But it's also a case that initially divided the gay-rights community, which is concerned that federal courts remain too conservative to rule in their favor.
"The movement's organizers, who have been litigating on same-sex marriage over the past two decades, have made the very conscious decision to stick to state courts because of their view that the Supreme Court was not yet ready to take on this issue in a positive direction," says Arthur Leonard, editor of Lesbian/Gay Law Notes and a law professor at New York Law School. "I think they're taking a risk."
The stakes are very high for both sides. Gay-rights groups have been concerned that the conservative-leaning Supreme Court might be reluctant to strike down Proposition 8 at a time when several others states have passed much more restrictive laws banning same-sex marriage and, in some cases, civil unions.
Justin Sullivan/Getty Images
Shawn Higgins (right) hugs his partner, Robert Franco, in San Francisco after the California State Supreme Court voted to uphold the gay marriage ban in May.

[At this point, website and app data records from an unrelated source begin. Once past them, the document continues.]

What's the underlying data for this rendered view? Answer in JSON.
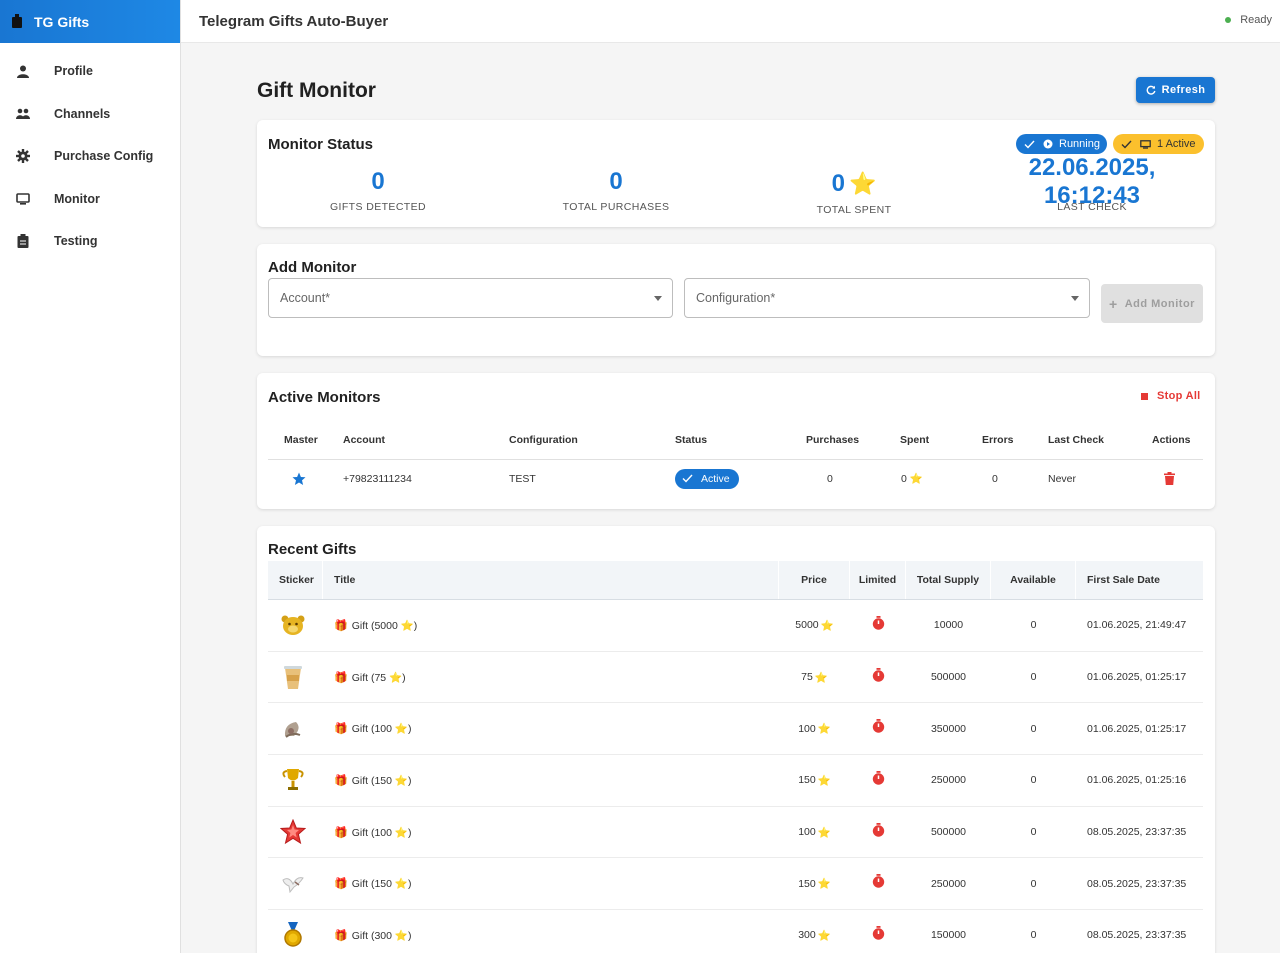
{
  "sidebar": {
    "brand": "TG Gifts",
    "items": [
      {
        "label": "Profile",
        "icon": "person-icon"
      },
      {
        "label": "Channels",
        "icon": "people-icon"
      },
      {
        "label": "Purchase Config",
        "icon": "gear-icon"
      },
      {
        "label": "Monitor",
        "icon": "monitor-icon"
      },
      {
        "label": "Testing",
        "icon": "clipboard-icon"
      }
    ]
  },
  "header": {
    "title": "Telegram Gifts Auto-Buyer",
    "status": "Ready"
  },
  "page": {
    "title": "Gift Monitor",
    "refresh_label": "Refresh"
  },
  "monitor_status": {
    "title": "Monitor Status",
    "running_chip": "Running",
    "active_chip": "1 Active",
    "stats": {
      "gifts_detected": "0",
      "gifts_detected_label": "GIFTS DETECTED",
      "total_purchases": "0",
      "total_purchases_label": "TOTAL PURCHASES",
      "total_spent": "0",
      "total_spent_label": "TOTAL SPENT",
      "last_check": "22.06.2025, 16:12:43",
      "last_check_label": "LAST CHECK"
    }
  },
  "add_monitor": {
    "title": "Add Monitor",
    "account_placeholder": "Account*",
    "configuration_placeholder": "Configuration*",
    "button_label": "Add Monitor"
  },
  "active_monitors": {
    "title": "Active Monitors",
    "stop_all_label": "Stop All",
    "columns": [
      "Master",
      "Account",
      "Configuration",
      "Status",
      "Purchases",
      "Spent",
      "Errors",
      "Last Check",
      "Actions"
    ],
    "rows": [
      {
        "account": "+79823111234",
        "configuration": "TEST",
        "status": "Active",
        "purchases": "0",
        "spent": "0",
        "errors": "0",
        "last_check": "Never"
      }
    ]
  },
  "recent_gifts": {
    "title": "Recent Gifts",
    "columns": [
      "Sticker",
      "Title",
      "Price",
      "Limited",
      "Total Supply",
      "Available",
      "First Sale Date"
    ],
    "rows": [
      {
        "sticker": "bear-sticker",
        "title": "Gift (5000 ⭐)",
        "price": "5000",
        "total_supply": "10000",
        "available": "0",
        "first_sale": "01.06.2025, 21:49:47"
      },
      {
        "sticker": "cup-sticker",
        "title": "Gift (75 ⭐)",
        "price": "75",
        "total_supply": "500000",
        "available": "0",
        "first_sale": "01.06.2025, 01:25:17"
      },
      {
        "sticker": "shell-sticker",
        "title": "Gift (100 ⭐)",
        "price": "100",
        "total_supply": "350000",
        "available": "0",
        "first_sale": "01.06.2025, 01:25:17"
      },
      {
        "sticker": "trophy-sticker",
        "title": "Gift (150 ⭐)",
        "price": "150",
        "total_supply": "250000",
        "available": "0",
        "first_sale": "01.06.2025, 01:25:16"
      },
      {
        "sticker": "star-sticker",
        "title": "Gift (100 ⭐)",
        "price": "100",
        "total_supply": "500000",
        "available": "0",
        "first_sale": "08.05.2025, 23:37:35"
      },
      {
        "sticker": "bird-sticker",
        "title": "Gift (150 ⭐)",
        "price": "150",
        "total_supply": "250000",
        "available": "0",
        "first_sale": "08.05.2025, 23:37:35"
      },
      {
        "sticker": "medal-sticker",
        "title": "Gift (300 ⭐)",
        "price": "300",
        "total_supply": "150000",
        "available": "0",
        "first_sale": "08.05.2025, 23:37:35"
      }
    ]
  },
  "colors": {
    "primary": "#1976d2",
    "warning": "#fbc02d",
    "danger": "#e53935",
    "success": "#4caf50"
  }
}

Shawn Higgins (right) hugs his partner, Robert Franco, in San Francisco after the California State Supreme Court voted to uphold the gay marriage ban in May. Justin Sullivan/Getty Images
"Even the liberals on the Supreme Court have articulated in various ways that it may be a mistake for the court to get out too far ahead of the country on a divisive social issue too soon," says Spindelman. "An adverse ruling puts off for a generation at the very least recognition under the federal Constitution of a right to same-sex marriage."
Proposition 8's backers, however, have their own set of concerns. The case has to go through the 9th Circuit Court of Appeals, which has a reputation for being liberal.
Supporters of the same-sex-marriage ban have also watched the pretrial phase with some trepidation. Lawyers for ProtectMarriage.com, a coalition that campaigned for Proposition 8, have criticized many of Walker's pretrial rulings, including the unusual decision to allow live witnesses. Walker also ruled that the group would have to turn over internal communications relating to its public messaging campaigns, although that ruling was overturned by the appeals court.
"What is at stake is whether voters can rationally conclude that traditional marriage is a unique institution that promotes important interests respecting natural child-rearing, and that those interests are broader than the personal, private interests of the adults involved," Andy Pugno, the general counsel for ProtectMarriage.com, wrote in a recent blog posting. "And what is at stake is whether voters may consider their own moral and religious views about marriage — or any other subject — when casting their ballots."
Now that the trial has started, gay-rights groups have united behind the effort to overturn Proposition 8.
"Anytime there's litigation about what the full Constitution requires, there can be great opportunities for forward progress," says Jennifer Pizer, marriage director for Lambda Legal, a gay law-advocacy group. "This case certainly is exciting and promising, and it's way too early to guess what the outcome will be."
The trial, which is expected to last several weeks, is only the opening round of what is likely to be a multiyear effort.
Leonard says that Boies and Olson might be in a good position to win the first encounter, but the subsequent battles could be much more difficult.
"I would go out on a limb and say it's most likely the challengers will win in the District Court, and the most interesting thing is what will happen on appeal," he says.
The case could take several years to reach the Supreme Court, where justices have offered few clues about how they would be likely to rule.
"We don't really know where anyone on the court stands because no one has had to address it yet," Leonard says. "We don't even know who's going to be on the Supreme Court in two or three years if it takes that long to get up there."